Data about app and page elements:
--

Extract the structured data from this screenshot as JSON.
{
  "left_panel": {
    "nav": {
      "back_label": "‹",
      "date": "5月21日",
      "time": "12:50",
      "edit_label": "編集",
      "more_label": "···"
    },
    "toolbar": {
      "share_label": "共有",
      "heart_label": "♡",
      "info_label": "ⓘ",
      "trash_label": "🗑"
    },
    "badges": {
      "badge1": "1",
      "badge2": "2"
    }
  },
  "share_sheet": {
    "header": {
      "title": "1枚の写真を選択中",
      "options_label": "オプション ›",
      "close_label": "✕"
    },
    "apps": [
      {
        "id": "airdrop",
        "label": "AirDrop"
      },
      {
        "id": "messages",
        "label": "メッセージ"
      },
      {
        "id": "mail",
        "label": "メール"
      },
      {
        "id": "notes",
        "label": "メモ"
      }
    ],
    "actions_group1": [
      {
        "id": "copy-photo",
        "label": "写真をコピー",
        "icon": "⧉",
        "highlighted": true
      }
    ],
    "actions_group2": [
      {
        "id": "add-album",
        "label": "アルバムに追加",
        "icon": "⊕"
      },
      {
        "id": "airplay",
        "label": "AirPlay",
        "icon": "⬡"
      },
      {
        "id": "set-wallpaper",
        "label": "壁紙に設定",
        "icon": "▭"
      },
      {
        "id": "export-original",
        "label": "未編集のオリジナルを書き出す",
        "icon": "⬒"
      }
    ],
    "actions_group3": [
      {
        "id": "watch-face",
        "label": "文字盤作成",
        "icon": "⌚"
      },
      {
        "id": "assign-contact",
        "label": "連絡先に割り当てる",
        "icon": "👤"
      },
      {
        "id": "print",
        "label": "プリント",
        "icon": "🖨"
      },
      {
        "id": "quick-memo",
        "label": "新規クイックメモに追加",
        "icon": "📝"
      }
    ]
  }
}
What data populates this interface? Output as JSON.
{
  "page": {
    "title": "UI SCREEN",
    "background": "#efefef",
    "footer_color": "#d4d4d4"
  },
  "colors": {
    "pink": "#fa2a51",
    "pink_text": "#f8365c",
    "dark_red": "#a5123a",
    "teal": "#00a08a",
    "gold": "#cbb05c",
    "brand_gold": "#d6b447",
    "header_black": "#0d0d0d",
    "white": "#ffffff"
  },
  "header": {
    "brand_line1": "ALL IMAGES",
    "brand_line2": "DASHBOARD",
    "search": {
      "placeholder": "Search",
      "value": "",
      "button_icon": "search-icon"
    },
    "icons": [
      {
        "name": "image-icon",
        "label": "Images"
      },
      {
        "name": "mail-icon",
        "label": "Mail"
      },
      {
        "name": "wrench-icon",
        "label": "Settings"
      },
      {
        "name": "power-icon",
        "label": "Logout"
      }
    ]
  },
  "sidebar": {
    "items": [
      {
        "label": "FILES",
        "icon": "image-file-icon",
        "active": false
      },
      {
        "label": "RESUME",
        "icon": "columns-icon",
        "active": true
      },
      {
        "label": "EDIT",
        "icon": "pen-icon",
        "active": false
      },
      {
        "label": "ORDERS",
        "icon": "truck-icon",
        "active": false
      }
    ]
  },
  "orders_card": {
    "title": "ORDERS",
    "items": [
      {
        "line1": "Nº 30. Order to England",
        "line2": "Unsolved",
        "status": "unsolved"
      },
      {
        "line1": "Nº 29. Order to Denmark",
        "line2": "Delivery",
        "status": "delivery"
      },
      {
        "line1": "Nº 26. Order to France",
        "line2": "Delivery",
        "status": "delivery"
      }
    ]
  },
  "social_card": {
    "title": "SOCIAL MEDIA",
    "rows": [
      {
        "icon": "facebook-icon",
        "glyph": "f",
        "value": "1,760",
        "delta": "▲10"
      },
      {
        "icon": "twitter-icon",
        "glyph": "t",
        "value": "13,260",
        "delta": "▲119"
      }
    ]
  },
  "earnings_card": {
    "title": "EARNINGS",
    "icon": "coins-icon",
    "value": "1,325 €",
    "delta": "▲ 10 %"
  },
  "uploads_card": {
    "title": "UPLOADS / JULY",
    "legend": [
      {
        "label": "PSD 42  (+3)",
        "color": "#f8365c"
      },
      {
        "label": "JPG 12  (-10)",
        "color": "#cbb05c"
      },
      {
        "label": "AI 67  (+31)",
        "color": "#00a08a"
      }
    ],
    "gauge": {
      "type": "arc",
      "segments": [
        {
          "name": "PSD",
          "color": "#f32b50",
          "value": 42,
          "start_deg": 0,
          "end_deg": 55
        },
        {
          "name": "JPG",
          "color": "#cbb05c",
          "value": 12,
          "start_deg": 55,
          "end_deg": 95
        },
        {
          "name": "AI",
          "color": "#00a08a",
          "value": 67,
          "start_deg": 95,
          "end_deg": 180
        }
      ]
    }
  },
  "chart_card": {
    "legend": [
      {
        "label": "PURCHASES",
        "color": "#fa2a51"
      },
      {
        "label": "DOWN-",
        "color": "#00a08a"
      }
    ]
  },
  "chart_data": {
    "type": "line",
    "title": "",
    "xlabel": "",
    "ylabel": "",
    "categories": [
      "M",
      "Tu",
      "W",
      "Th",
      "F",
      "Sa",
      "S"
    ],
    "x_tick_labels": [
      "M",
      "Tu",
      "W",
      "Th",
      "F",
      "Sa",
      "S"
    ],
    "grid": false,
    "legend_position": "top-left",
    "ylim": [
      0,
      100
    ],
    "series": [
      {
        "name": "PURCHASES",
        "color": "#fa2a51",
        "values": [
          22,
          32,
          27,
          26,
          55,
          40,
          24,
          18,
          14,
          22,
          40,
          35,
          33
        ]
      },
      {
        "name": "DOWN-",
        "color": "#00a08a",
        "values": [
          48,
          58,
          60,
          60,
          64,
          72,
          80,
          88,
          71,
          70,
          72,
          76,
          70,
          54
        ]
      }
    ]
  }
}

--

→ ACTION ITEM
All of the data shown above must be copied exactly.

→ TASK ANSWER
Extract the structured data from this screenshot as JSON.
{
  "left_panel": {
    "nav": {
      "back_label": "‹",
      "date": "5月21日",
      "time": "12:50",
      "edit_label": "編集",
      "more_label": "···"
    },
    "toolbar": {
      "share_label": "共有",
      "heart_label": "♡",
      "info_label": "ⓘ",
      "trash_label": "🗑"
    },
    "badges": {
      "badge1": "1",
      "badge2": "2"
    }
  },
  "share_sheet": {
    "header": {
      "title": "1枚の写真を選択中",
      "options_label": "オプション ›",
      "close_label": "✕"
    },
    "apps": [
      {
        "id": "airdrop",
        "label": "AirDrop"
      },
      {
        "id": "messages",
        "label": "メッセージ"
      },
      {
        "id": "mail",
        "label": "メール"
      },
      {
        "id": "notes",
        "label": "メモ"
      }
    ],
    "actions_group1": [
      {
        "id": "copy-photo",
        "label": "写真をコピー",
        "icon": "⧉",
        "highlighted": true
      }
    ],
    "actions_group2": [
      {
        "id": "add-album",
        "label": "アルバムに追加",
        "icon": "⊕"
      },
      {
        "id": "airplay",
        "label": "AirPlay",
        "icon": "⬡"
      },
      {
        "id": "set-wallpaper",
        "label": "壁紙に設定",
        "icon": "▭"
      },
      {
        "id": "export-original",
        "label": "未編集のオリジナルを書き出す",
        "icon": "⬒"
      }
    ],
    "actions_group3": [
      {
        "id": "watch-face",
        "label": "文字盤作成",
        "icon": "⌚"
      },
      {
        "id": "assign-contact",
        "label": "連絡先に割り当てる",
        "icon": "👤"
      },
      {
        "id": "print",
        "label": "プリント",
        "icon": "🖨"
      },
      {
        "id": "quick-memo",
        "label": "新規クイックメモに追加",
        "icon": "📝"
      }
    ]
  }
}
What data populates this interface? Output as JSON.
{
  "page": {
    "title": "UI SCREEN",
    "background": "#efefef",
    "footer_color": "#d4d4d4"
  },
  "colors": {
    "pink": "#fa2a51",
    "pink_text": "#f8365c",
    "dark_red": "#a5123a",
    "teal": "#00a08a",
    "gold": "#cbb05c",
    "brand_gold": "#d6b447",
    "header_black": "#0d0d0d",
    "white": "#ffffff"
  },
  "header": {
    "brand_line1": "ALL IMAGES",
    "brand_line2": "DASHBOARD",
    "search": {
      "placeholder": "Search",
      "value": "",
      "button_icon": "search-icon"
    },
    "icons": [
      {
        "name": "image-icon",
        "label": "Images"
      },
      {
        "name": "mail-icon",
        "label": "Mail"
      },
      {
        "name": "wrench-icon",
        "label": "Settings"
      },
      {
        "name": "power-icon",
        "label": "Logout"
      }
    ]
  },
  "sidebar": {
    "items": [
      {
        "label": "FILES",
        "icon": "image-file-icon",
        "active": false
      },
      {
        "label": "RESUME",
        "icon": "columns-icon",
        "active": true
      },
      {
        "label": "EDIT",
        "icon": "pen-icon",
        "active": false
      },
      {
        "label": "ORDERS",
        "icon": "truck-icon",
        "active": false
      }
    ]
  },
  "orders_card": {
    "title": "ORDERS",
    "items": [
      {
        "line1": "Nº 30. Order to England",
        "line2": "Unsolved",
        "status": "unsolved"
      },
      {
        "line1": "Nº 29. Order to Denmark",
        "line2": "Delivery",
        "status": "delivery"
      },
      {
        "line1": "Nº 26. Order to France",
        "line2": "Delivery",
        "status": "delivery"
      }
    ]
  },
  "social_card": {
    "title": "SOCIAL MEDIA",
    "rows": [
      {
        "icon": "facebook-icon",
        "glyph": "f",
        "value": "1,760",
        "delta": "▲10"
      },
      {
        "icon": "twitter-icon",
        "glyph": "t",
        "value": "13,260",
        "delta": "▲119"
      }
    ]
  },
  "earnings_card": {
    "title": "EARNINGS",
    "icon": "coins-icon",
    "value": "1,325 €",
    "delta": "▲ 10 %"
  },
  "uploads_card": {
    "title": "UPLOADS / JULY",
    "legend": [
      {
        "label": "PSD 42  (+3)",
        "color": "#f8365c"
      },
      {
        "label": "JPG 12  (-10)",
        "color": "#cbb05c"
      },
      {
        "label": "AI 67  (+31)",
        "color": "#00a08a"
      }
    ],
    "gauge": {
      "type": "arc",
      "segments": [
        {
          "name": "PSD",
          "color": "#f32b50",
          "value": 42,
          "start_deg": 0,
          "end_deg": 55
        },
        {
          "name": "JPG",
          "color": "#cbb05c",
          "value": 12,
          "start_deg": 55,
          "end_deg": 95
        },
        {
          "name": "AI",
          "color": "#00a08a",
          "value": 67,
          "start_deg": 95,
          "end_deg": 180
        }
      ]
    }
  },
  "chart_card": {
    "legend": [
      {
        "label": "PURCHASES",
        "color": "#fa2a51"
      },
      {
        "label": "DOWN-",
        "color": "#00a08a"
      }
    ]
  },
  "chart_data": {
    "type": "line",
    "title": "",
    "xlabel": "",
    "ylabel": "",
    "categories": [
      "M",
      "Tu",
      "W",
      "Th",
      "F",
      "Sa",
      "S"
    ],
    "x_tick_labels": [
      "M",
      "Tu",
      "W",
      "Th",
      "F",
      "Sa",
      "S"
    ],
    "grid": false,
    "legend_position": "top-left",
    "ylim": [
      0,
      100
    ],
    "series": [
      {
        "name": "PURCHASES",
        "color": "#fa2a51",
        "values": [
          22,
          32,
          27,
          26,
          55,
          40,
          24,
          18,
          14,
          22,
          40,
          35,
          33
        ]
      },
      {
        "name": "DOWN-",
        "color": "#00a08a",
        "values": [
          48,
          58,
          60,
          60,
          64,
          72,
          80,
          88,
          71,
          70,
          72,
          76,
          70,
          54
        ]
      }
    ]
  }
}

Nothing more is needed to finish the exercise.